If you're starting, you don't worry about what correlation is or if you need to do it (yet).

Instead, what you need to do is gather information from good sources and keep track of how you learned that information.

Asking your mother about her life, things she remembers or was told by her family, is a good source for that information.

If she starts telling you about things she learned on the Internet, well, you don't know if that information is correct.

Genealogy is full of people with the same names. It's full of people with the same names, living in the same place, and around the same age (hint, they're often cousins, so that really unusual family name, it'll lead you just as astray as "John Smith").

Social security numbers, or other "unique" human identifiers are a recent invention. Essentially, you will not be doing research that has such simple ways to be sure two people are the same person or different people. Just accept it now that it's hard to be sure you've found the right person when doing genealogy.

This is why today's newbies are creating problems from the start if they start online.

The information you personally know or a relative personally knows (versus "know" from seeing it in an online family tree or from doing research) is more likely to help you identify the right person when you are ready to start "research" ("research" versus talking to relatives).

Information from relatives can still be wrong but it's insanely valuable.
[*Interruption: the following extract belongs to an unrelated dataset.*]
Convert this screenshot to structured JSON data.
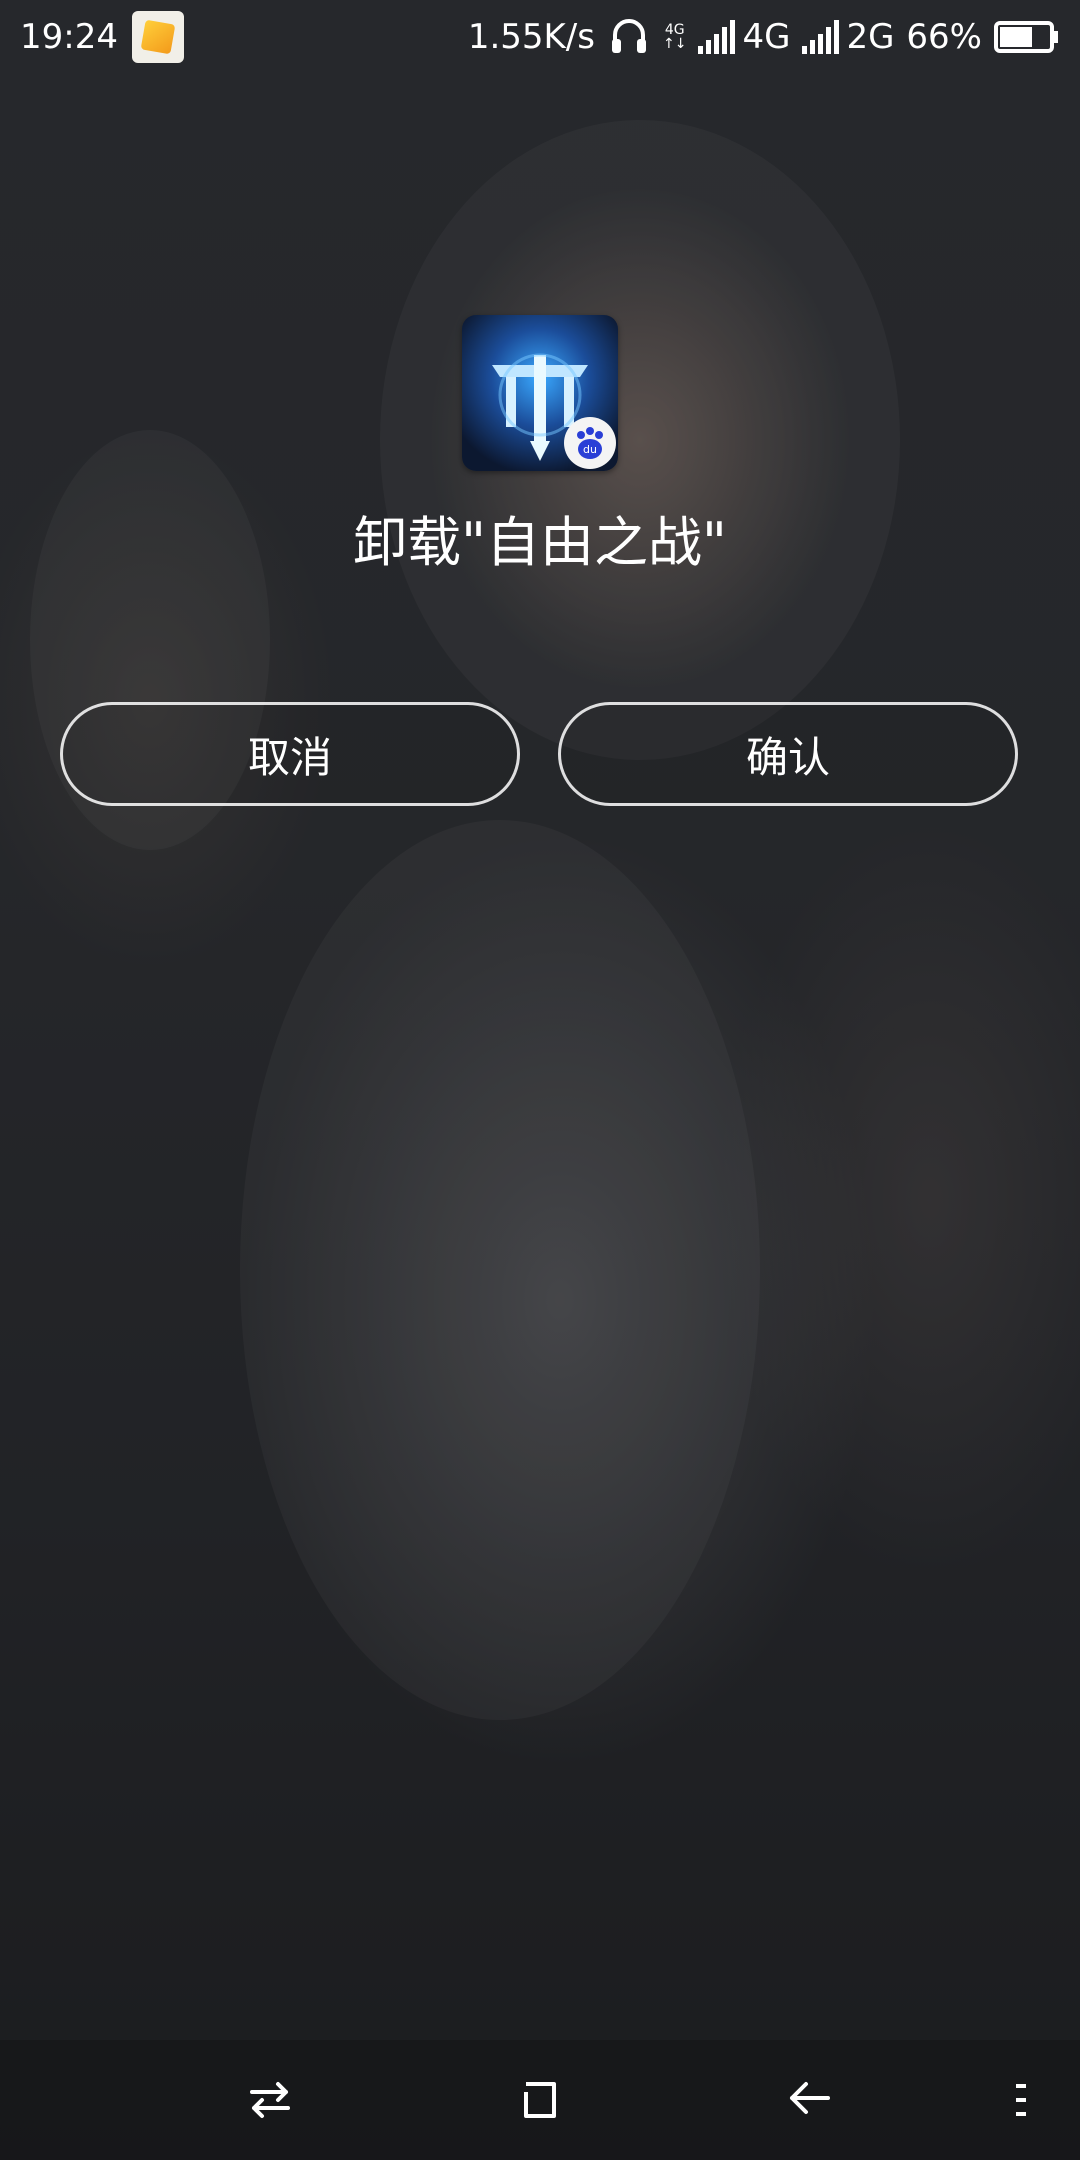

Sometimes even wrong information from a relative can lead you to the right information. Wrong information online will often just drive you crazy.

So record personal knowledge from any family you can. Don't just get the facts, get the stories. The stories are what will help you untangle incorrect information as well as making your family history come alive.

Capture that information now, while you can. You never know what will happen that prevents you from getting it later.